**** The data ****

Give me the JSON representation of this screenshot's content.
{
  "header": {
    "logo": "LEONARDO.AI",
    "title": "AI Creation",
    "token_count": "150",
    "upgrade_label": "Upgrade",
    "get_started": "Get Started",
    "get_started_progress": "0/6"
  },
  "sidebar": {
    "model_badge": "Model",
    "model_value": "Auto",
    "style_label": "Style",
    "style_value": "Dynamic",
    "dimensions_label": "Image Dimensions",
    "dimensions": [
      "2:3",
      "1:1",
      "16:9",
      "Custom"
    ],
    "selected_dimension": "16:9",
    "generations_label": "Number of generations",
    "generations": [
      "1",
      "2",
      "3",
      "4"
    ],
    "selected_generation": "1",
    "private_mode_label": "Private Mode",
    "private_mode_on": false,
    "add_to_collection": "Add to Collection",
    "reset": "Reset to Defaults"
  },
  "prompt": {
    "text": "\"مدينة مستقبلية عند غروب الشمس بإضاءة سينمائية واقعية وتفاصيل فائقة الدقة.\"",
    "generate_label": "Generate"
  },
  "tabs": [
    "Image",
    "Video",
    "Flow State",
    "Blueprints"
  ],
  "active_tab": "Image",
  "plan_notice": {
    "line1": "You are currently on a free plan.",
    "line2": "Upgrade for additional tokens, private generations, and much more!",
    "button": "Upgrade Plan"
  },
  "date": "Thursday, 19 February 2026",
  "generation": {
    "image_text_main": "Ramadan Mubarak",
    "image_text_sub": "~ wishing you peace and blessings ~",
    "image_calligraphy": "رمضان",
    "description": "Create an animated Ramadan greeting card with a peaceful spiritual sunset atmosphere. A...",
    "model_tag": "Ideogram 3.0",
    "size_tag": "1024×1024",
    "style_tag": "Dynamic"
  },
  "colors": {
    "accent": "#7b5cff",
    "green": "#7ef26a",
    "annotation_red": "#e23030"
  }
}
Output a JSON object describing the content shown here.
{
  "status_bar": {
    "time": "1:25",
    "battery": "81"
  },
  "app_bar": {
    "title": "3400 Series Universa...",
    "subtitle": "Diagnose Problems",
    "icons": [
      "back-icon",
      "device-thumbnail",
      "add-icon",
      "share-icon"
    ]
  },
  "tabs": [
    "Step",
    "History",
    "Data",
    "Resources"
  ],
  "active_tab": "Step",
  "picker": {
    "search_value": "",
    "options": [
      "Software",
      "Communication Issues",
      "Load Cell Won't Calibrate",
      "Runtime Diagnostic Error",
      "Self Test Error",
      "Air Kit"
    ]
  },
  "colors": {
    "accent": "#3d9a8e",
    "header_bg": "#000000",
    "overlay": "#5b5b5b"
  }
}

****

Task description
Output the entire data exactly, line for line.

Task output
Give me the JSON representation of this screenshot's content.
{
  "header": {
    "logo": "LEONARDO.AI",
    "title": "AI Creation",
    "token_count": "150",
    "upgrade_label": "Upgrade",
    "get_started": "Get Started",
    "get_started_progress": "0/6"
  },
  "sidebar": {
    "model_badge": "Model",
    "model_value": "Auto",
    "style_label": "Style",
    "style_value": "Dynamic",
    "dimensions_label": "Image Dimensions",
    "dimensions": [
      "2:3",
      "1:1",
      "16:9",
      "Custom"
    ],
    "selected_dimension": "16:9",
    "generations_label": "Number of generations",
    "generations": [
      "1",
      "2",
      "3",
      "4"
    ],
    "selected_generation": "1",
    "private_mode_label": "Private Mode",
    "private_mode_on": false,
    "add_to_collection": "Add to Collection",
    "reset": "Reset to Defaults"
  },
  "prompt": {
    "text": "\"مدينة مستقبلية عند غروب الشمس بإضاءة سينمائية واقعية وتفاصيل فائقة الدقة.\"",
    "generate_label": "Generate"
  },
  "tabs": [
    "Image",
    "Video",
    "Flow State",
    "Blueprints"
  ],
  "active_tab": "Image",
  "plan_notice": {
    "line1": "You are currently on a free plan.",
    "line2": "Upgrade for additional tokens, private generations, and much more!",
    "button": "Upgrade Plan"
  },
  "date": "Thursday, 19 February 2026",
  "generation": {
    "image_text_main": "Ramadan Mubarak",
    "image_text_sub": "~ wishing you peace and blessings ~",
    "image_calligraphy": "رمضان",
    "description": "Create an animated Ramadan greeting card with a peaceful spiritual sunset atmosphere. A...",
    "model_tag": "Ideogram 3.0",
    "size_tag": "1024×1024",
    "style_tag": "Dynamic"
  },
  "colors": {
    "accent": "#7b5cff",
    "green": "#7ef26a",
    "annotation_red": "#e23030"
  }
}
Output a JSON object describing the content shown here.
{
  "status_bar": {
    "time": "1:25",
    "battery": "81"
  },
  "app_bar": {
    "title": "3400 Series Universa...",
    "subtitle": "Diagnose Problems",
    "icons": [
      "back-icon",
      "device-thumbnail",
      "add-icon",
      "share-icon"
    ]
  },
  "tabs": [
    "Step",
    "History",
    "Data",
    "Resources"
  ],
  "active_tab": "Step",
  "picker": {
    "search_value": "",
    "options": [
      "Software",
      "Communication Issues",
      "Load Cell Won't Calibrate",
      "Runtime Diagnostic Error",
      "Self Test Error",
      "Air Kit"
    ]
  },
  "colors": {
    "accent": "#3d9a8e",
    "header_bg": "#000000",
    "overlay": "#5b5b5b"
  }
}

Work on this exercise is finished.